About this task: If a line in the data below contains "Optimized", copy it.

•••

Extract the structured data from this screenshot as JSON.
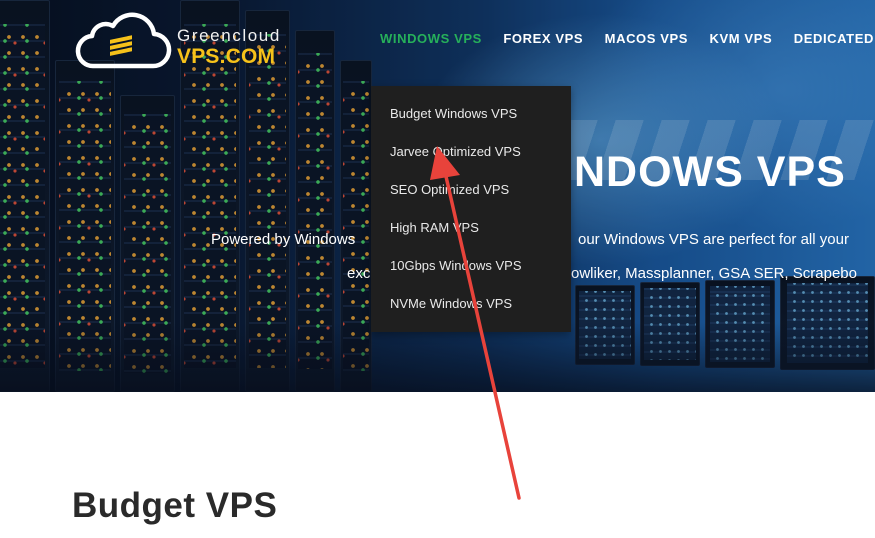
{
  "brand": {
    "line1": "Greencloud",
    "line2": "VPS.COM",
    "accent_color": "#f6c21a"
  },
  "nav": {
    "active_color": "#26b05a",
    "items": [
      {
        "label": "WINDOWS VPS",
        "active": true
      },
      {
        "label": "FOREX VPS",
        "active": false
      },
      {
        "label": "MACOS VPS",
        "active": false
      },
      {
        "label": "KVM VPS",
        "active": false
      },
      {
        "label": "DEDICATED",
        "active": false
      }
    ]
  },
  "dropdown": {
    "items": [
      "Budget Windows VPS",
      "Jarvee Optimized VPS",
      "SEO Optimized VPS",
      "High RAM VPS",
      "10Gbps Windows VPS",
      "NVMe Windows VPS"
    ]
  },
  "hero": {
    "title_visible": "NDOWS VPS",
    "subtitle_left": "Powered by Windows",
    "subtitle_right": "our Windows VPS are perfect for all your",
    "line2_left": "exc",
    "line2_right": "owliker, Massplanner, GSA SER, Scrapebo"
  },
  "content": {
    "section_title": "Budget VPS"
  },
  "annotation": {
    "arrow_color": "#e8433b",
    "icon": "red-arrow"
  }
}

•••

Task answer:
      "Jarvee Optimized VPS",
      "SEO Optimized VPS",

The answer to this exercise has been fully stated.